Veteran arbitrator to review multiemployer pension plan cutsPosted On: Jun. 17, 2015 12:00 AM CST
The U.S. Treasury Department on Wednesday named veteran attorney and arbitrator Ken Feinberg to review applications of financially troubled multiemployer pension plans to cut benefits promised to plan participants.
Those cutbacks were authorized by legislation Congress passed late last year amid numerous warnings by federal agencies that without such action, dozens of multiemployer plans would fail, with the promised but unfunded benefit liabilities shifting to the federal Pension Benefit Guaranty Corp.

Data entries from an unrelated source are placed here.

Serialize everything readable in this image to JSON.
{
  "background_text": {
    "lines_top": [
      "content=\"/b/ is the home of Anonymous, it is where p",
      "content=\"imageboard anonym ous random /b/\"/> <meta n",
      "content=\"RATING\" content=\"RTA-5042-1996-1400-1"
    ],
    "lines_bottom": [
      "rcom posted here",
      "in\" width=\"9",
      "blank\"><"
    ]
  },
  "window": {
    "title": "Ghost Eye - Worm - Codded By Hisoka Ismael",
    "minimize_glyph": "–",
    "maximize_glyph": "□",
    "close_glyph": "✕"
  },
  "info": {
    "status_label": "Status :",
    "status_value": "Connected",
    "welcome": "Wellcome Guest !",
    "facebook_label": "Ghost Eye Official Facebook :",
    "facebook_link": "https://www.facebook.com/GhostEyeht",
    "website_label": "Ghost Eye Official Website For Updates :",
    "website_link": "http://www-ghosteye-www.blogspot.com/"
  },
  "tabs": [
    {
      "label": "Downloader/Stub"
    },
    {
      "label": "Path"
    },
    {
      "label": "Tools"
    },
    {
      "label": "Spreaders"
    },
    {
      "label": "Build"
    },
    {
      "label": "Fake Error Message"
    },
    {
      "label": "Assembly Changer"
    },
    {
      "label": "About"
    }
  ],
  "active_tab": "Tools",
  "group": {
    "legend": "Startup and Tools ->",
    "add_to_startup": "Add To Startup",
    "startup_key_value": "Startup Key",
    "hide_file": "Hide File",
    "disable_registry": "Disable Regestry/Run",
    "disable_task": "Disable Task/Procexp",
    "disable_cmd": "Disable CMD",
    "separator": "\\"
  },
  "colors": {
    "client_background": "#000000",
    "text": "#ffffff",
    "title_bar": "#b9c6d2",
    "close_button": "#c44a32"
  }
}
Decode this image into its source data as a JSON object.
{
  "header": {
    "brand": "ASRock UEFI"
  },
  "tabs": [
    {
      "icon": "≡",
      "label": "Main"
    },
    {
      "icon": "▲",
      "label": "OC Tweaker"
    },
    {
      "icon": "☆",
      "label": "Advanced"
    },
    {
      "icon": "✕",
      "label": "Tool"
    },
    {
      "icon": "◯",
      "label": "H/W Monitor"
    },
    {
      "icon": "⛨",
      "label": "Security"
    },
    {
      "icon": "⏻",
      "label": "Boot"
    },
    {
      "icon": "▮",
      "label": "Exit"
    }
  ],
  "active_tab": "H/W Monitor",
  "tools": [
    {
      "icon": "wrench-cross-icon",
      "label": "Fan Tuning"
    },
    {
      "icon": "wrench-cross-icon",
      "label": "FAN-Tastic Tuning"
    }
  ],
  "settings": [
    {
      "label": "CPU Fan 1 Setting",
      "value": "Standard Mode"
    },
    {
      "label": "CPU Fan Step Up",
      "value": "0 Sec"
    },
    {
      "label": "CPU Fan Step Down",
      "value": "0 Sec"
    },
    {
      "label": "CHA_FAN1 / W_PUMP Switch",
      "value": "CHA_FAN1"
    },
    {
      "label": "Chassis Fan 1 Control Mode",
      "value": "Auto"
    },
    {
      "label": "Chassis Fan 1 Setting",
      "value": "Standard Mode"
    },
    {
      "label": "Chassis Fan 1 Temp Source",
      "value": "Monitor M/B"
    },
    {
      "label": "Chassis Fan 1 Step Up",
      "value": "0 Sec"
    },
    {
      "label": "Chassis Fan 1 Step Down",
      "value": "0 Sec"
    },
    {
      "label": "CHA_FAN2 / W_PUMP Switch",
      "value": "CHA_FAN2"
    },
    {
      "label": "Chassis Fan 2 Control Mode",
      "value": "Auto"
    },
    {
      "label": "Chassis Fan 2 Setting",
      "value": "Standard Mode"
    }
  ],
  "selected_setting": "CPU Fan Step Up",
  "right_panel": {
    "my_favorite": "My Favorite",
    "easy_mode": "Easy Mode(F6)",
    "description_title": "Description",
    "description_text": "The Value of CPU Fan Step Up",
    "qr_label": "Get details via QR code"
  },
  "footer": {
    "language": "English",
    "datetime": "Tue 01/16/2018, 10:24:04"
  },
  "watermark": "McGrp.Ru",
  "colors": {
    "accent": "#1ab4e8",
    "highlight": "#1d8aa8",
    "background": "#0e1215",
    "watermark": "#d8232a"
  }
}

In turn, the weight of assuming those massive liabilities could bankrupt the PBGC's insurance program that guarantees a portion of participants' benefits.
A U.S. Government Accountability Office report issued prior to the passage of the 2014 legislation warned that without congressional action, the PBGC's insurance program, funded in part by premiums paid by the plans, would go broke in the next 10 to 15 years.
To prevent that from happening, the 2014 law allows participants' benefits to be cut if certain financial tests are met, such as a plan being projected to become insolvent during a current plan year or any of the next 14 years.
However, the law requires plans to submit their benefit reduction applications to federal regulators and show that the reductions are necessary to keep the plans afloat.
Mr. Feinberg, whose title will be special master, will oversee the review of those applications.
Mr. Feinberg “has a proven track record of approaching these matters in an even-handed and thoughtful way, and he will oversee an open and balanced process for reviewing these applications,” Treasury Secretary Jacob Lew said in a statement.
Mr. Feinberg's past assignments have included overseeing the Sept. 11 and BP Deepwater Horizon victim compensation funds.
This new assignment, Mr. Feinberg said at a briefing, will be “difficult and challenging,” but also one, he said, that he is “pleased and honored to accept.”
Currently, there are about 1,400 multiemployer plans with about 10.4 million participants, according to the PBGC.